Thursday, 31 January 2008

Time for a change?

Couples who live together but are not married should beware because the law does not recognise a “common law” marriage, according to Nadia Davis, who leads our Family Team.

But Nadia said attitudes towards marriage across the UK were constantly changing, and with legislation under review, maybe it was time for the law to change.

“Currently, just over half the UK population still thinks that common law marriage exists in law. In fact, according to this year's British Social Attitudes survey which was published just last week, 51% of those surveyed believed that cohabiting couples were protected by 'common law marriage', when this is just not the case.”

In the survey, people were asked specifically how they felt about cohabiting couples and the legal implications they faced.

“Altogether, 89% said that a cohabiting partner should be entitled to financial provision on separation if the relationship had been a long-term one, included children and had involved prioritising one partner's career over another. And 38% thought that a cohabiting partner should have a right to financial provision if the relationship only lasted two years and involved no children.

“These figures clearly show that people do not feel there is a need
to prolong the deep legal distinctions that are currently made between married and unmarried cohabiting families. With the current legislation under review by The Law Commission, maybe now is the time to redraw the rules when it comes to unmarried couples,” said Nadia.

Wednesday, 16 January 2008

Protect your business

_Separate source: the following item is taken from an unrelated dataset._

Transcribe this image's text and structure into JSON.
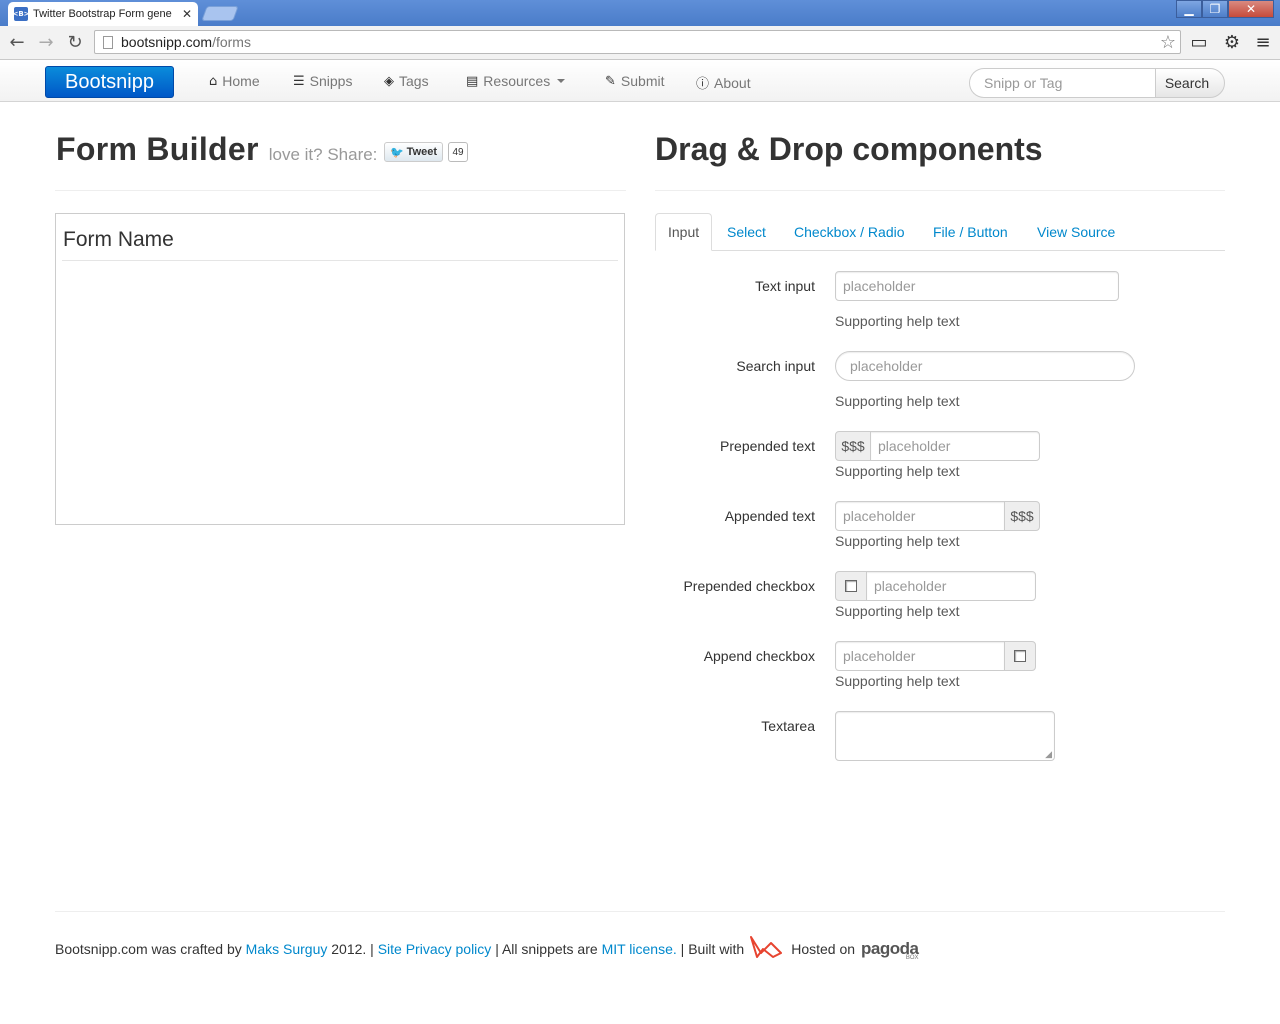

Shropshire employers who take on illegal workers could face a prison sentence or massive fines. The message is delivered in a new campaign launched by the Government this week to promote new rules which will take effect in February.

John Mehtam, our Employment Law Specialist, said it was vital that companies took notice of the legislation. “For every illegal worker you negligently hire, you could be fined up to £10,000 or face up to two years in prison, so this really is a serious situation.

“And any employers who are found to be breaking the law could lose the right to recruit from outside the European Union altogether,” said John.

“Employers who condone illegal working attract illegal migrants, which means they can pay them less money and so undercut the wages that would be paid to legitimate employees.

“It’s important that Shropshire companies familiarise themselves with the changes, and seek professional advice if they are unsure of the procedures they should follow to make sure they don’t employ illegal workers.”

The Border and Immigration Agency undertakes regular enforcement operations against illegal working in the UK, and in 2006, they carried out over 5,200 raids, removing more than 22,000 people from the UK.

Sign of the times

Shropshire bosses must ensure they display their company names clearly or face court action. Chris Detheridge, from our Commercial Team, said the Companies (Trading Disclosures) Regulations 2008 brought important changes to the rules.

“”They affect companies registered in any part of the UK, and it’s vital that Shropshire businesses know where they stand.”

Chris said the regulations meant a company’s registered name must be clearly visible at any location where the business was carried out, as well as on company documents and websites. “The exception would be if the company location is primarily used for living accommodation because someone works from home.”

But Chris said it wasn’t enough for the company to display its name on a small discreet sign. “Wherever the name is displayed, it needs to be in letters which can be easily read by the naked eye, not on a tiny sign which no-one will spot.”

The new regulations replace the rules previously introduced by the Companies Act 1985, and the Business Names Act 1985, and it’s crucial that Shropshire businesses make sure they know what is involved.

Modern technology brings concerns

Modern technology in the workplace is a vital tool, but should never be used to take shortcuts - that's the message from our Employment Law Specialist, John Mehtam.

"In today’s competitive marketplace, no business would be able to survive without the very latest technology.
But there have been a number of cases where its use has just been a step too far.

“From the workers who were sacked with a phone message, to the employee who texted his employer to say he would be off sick, there are many cases which illustrate how modern technology can be exploited for all the wrong reasons.”

John said an employment tribunal had decided the employees from an engineering firm who were sacked by telephone had been unfairly dismissed, missing out on wages, holiday pay, pension contributions and redundancy pay. “Some of the workers did not receive the telephone message and turned up for work as usual the next day, where they were turned away, which is just unacceptable.” The staff affected by the case have now won compensation and are waiting to hear how much the will receive.

“In the case of the employee who sent text messages to his employer to say he would be off work, he was actually sacked. This was because the company said he failed to follow procedures for reporting sickness or absence – but an employment tribunal decided he had been unfairly dismissed, and said a drop of common sense should have been applied to sort out the situation.

“But this case just shows that practices such as text messaging which are now so commonplace for the large majority of the population can cause real difficulties in the world of business.

“The best approach is to use modern technology to help make your business effective and competitive, but don’t use it to take shortcuts that could cause confusion and misunderstandings.”